ConocoPhillips to sell Kazakhstan project stake for $5 billion
BY JIM POLSON & EDWARD KLUMP Bloomberg News
Tuesday, November 27, 2012
11/27/12 at 4:25 AM
Local companies are major players in a thriving industry.
Original Print Headline: ConocoPhillips to sell Caspian Sea stake
ConocoPhillips intends to sell its 8.4 percent interest in Kazakhstan's Kashagan project for about $5 billion to Oil & Natural Gas Corp., India's biggest energy explorer.
ConocoPhillips and ONGC Videsh, the New Delhi-based company's international arm, expect to close the deal for a stake in the North Caspian Sea Production Sharing Agreement during the first half of next year, according to a statement Monday. The project has lagged behind schedule and has cost nearly twice as much as initially projected.
The sale will bring to about $7 billion the proceeds raised by Houston-based ConocoPhillips, which has targeted $8 billion to $10 billion of sales from 2012 to 2013. The company has sought to remake itself during the past three years by selling assets and spinning off its refining business. ConocoPhillips expects a charge of about $400 million during the fourth quarter related to the transaction.
"Strategically, this sale makes sense as it was a non-operated asset" that gave ConocoPhillips limited control, RBC Capital Markets analysts said in a report on the Kashagan deal. "Additionally, there will likely be minimal if any tax impact as the project is being sold for a price slightly below book value."

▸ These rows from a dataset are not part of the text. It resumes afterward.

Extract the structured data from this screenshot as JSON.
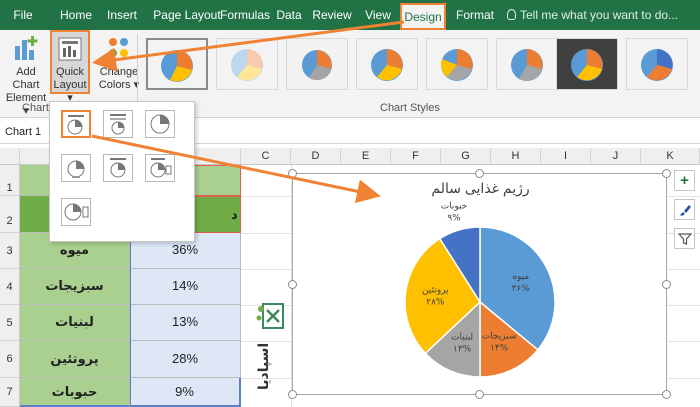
{
  "ribbon_tabs": [
    "File",
    "Home",
    "Insert",
    "Page Layout",
    "Formulas",
    "Data",
    "Review",
    "View",
    "Design",
    "Format"
  ],
  "active_tab": "Design",
  "tell_me_placeholder": "Tell me what you want to do...",
  "ribbon": {
    "add_chart_element": [
      "Add Chart",
      "Element ▾"
    ],
    "quick_layout": [
      "Quick",
      "Layout ▾"
    ],
    "change_colors": [
      "Change",
      "Colors ▾"
    ],
    "group_chart_layouts": "Chart La",
    "group_chart_styles": "Chart Styles"
  },
  "name_box": "Chart 1",
  "columns": [
    "C",
    "D",
    "E",
    "F",
    "G",
    "H",
    "I",
    "J",
    "K"
  ],
  "rows": [
    "1",
    "2",
    "3",
    "4",
    "5",
    "6",
    "7"
  ],
  "table": {
    "header_value": "د",
    "rows": [
      {
        "label": "میوه",
        "value": "36%"
      },
      {
        "label": "سبزیجات",
        "value": "14%"
      },
      {
        "label": "لبنیات",
        "value": "13%"
      },
      {
        "label": "پروتئین",
        "value": "28%"
      },
      {
        "label": "حبوبات",
        "value": "9%"
      }
    ]
  },
  "logo_text": "اسپادیا",
  "colors": {
    "ribbon": "#217346",
    "highlight": "#f08234",
    "label_col": "#a9d08e",
    "value_col": "#dde7f6"
  },
  "chart_data": {
    "type": "pie",
    "title": "رژیم غذایی سالم",
    "categories": [
      "میوه",
      "سبزیجات",
      "لبنیات",
      "پروتئین",
      "حبوبات"
    ],
    "values": [
      36,
      14,
      13,
      28,
      9
    ],
    "labels": [
      "۳۶%",
      "۱۴%",
      "۱۳%",
      "۲۸%",
      "۹%"
    ],
    "colors": [
      "#5b9bd5",
      "#ed7d31",
      "#a5a5a5",
      "#ffc000",
      "#4472c4"
    ]
  }
}
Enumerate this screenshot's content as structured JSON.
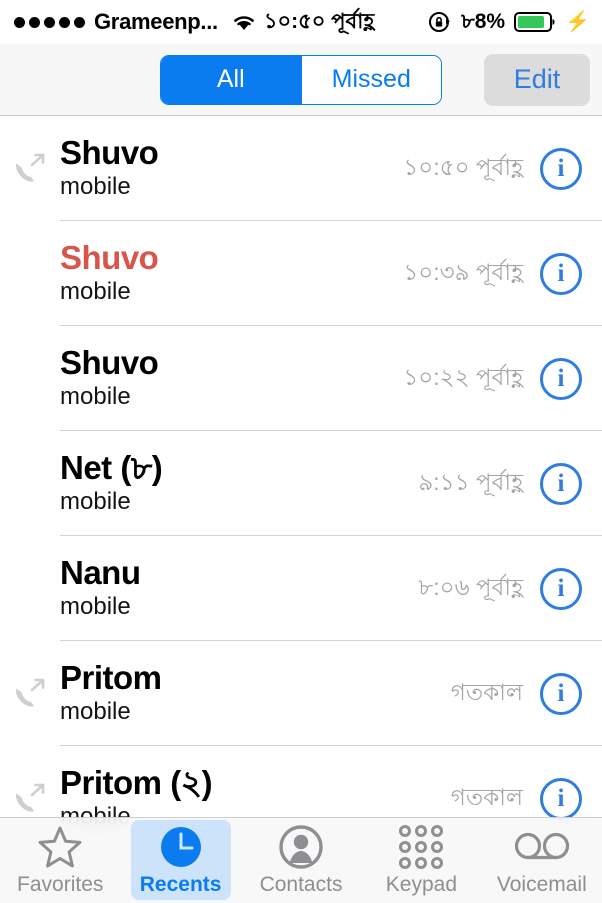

ConocoPhillips' latest move comes after it announced a plan to overhaul the company in October 2009 by selling assets, reducing debt and increasing the dividend. The company also repurchased shares in years that followed. By January 2012, the company said it had generated $10.7 billion in divestiture proceeds, as well as $9.5 billion from selling shares in OAO Lukoil, a Russian oil producer.
The asset sales program expanded, and with the Kashagan sale ConocoPhillips will have received about $27 billion from shedding properties and Lukoil shares since it announced the program.
"They're divesting a low-return asset and redeploying funds into higher return areas," Douglas Terreson, a Fairhope, Ala.-based analyst for International Strategy & Investment Group, said in an interview
The Kashagan sale may help ConocoPhillips fully fund its spending and dividend plans in 2013 and possibly through 2014.
After costing about $46 billion, almost double early estimates, and running eight years late, Kashagan output may start in March. The Caspian Sea field, a high-pressure reservoir with lethal levels of hydrogen sulfide lying 44 miles from shore, is one of the world's biggest finds of the past four decades.
Production from the first stage of the project is expected to reach 370,000 barrels a day.
Kazakhstan and Kashagan's partners are considering a proposed second phase of the project, which would increase output to about 1 million barrels a day.
ONGC has been seeking additional stakes in Kazakhstan to replace production declines. Kazakhstan and ConocoPhillips' partners have the right of first refusal on the sale.
Kazakhstan energy officials weren't available for comment.
North Caspian Sea Operating Co. BV operates Kashagan. Partners include Eni SpA, Exxon Mobil, KazMunaiGaz, Royal Dutch Shell Plc. and Total SA, each with 16.8 percent, according to ConocoPhillips' website.
On April 30, ConocoPhillips spun off refining, chemical and pipeline assets to create Phillips 66. That left ConocoPhillips as the largest U.S. independent oil and natural gas producer by market value, meaning it doesn't have refineries or a chemical business.
The company plans compound annual growth rates of 3 percent to 5 percent in production and margins in future years, while keeping a strong dividend.
Shares of ConocoPhillips rose 0.2 percent to $56.80 at the close in New York.
Part of the Kashagan oil drilling project operates on a man-made island in the Caspian Sea off the coast of Kazakhstan. Bloomberg file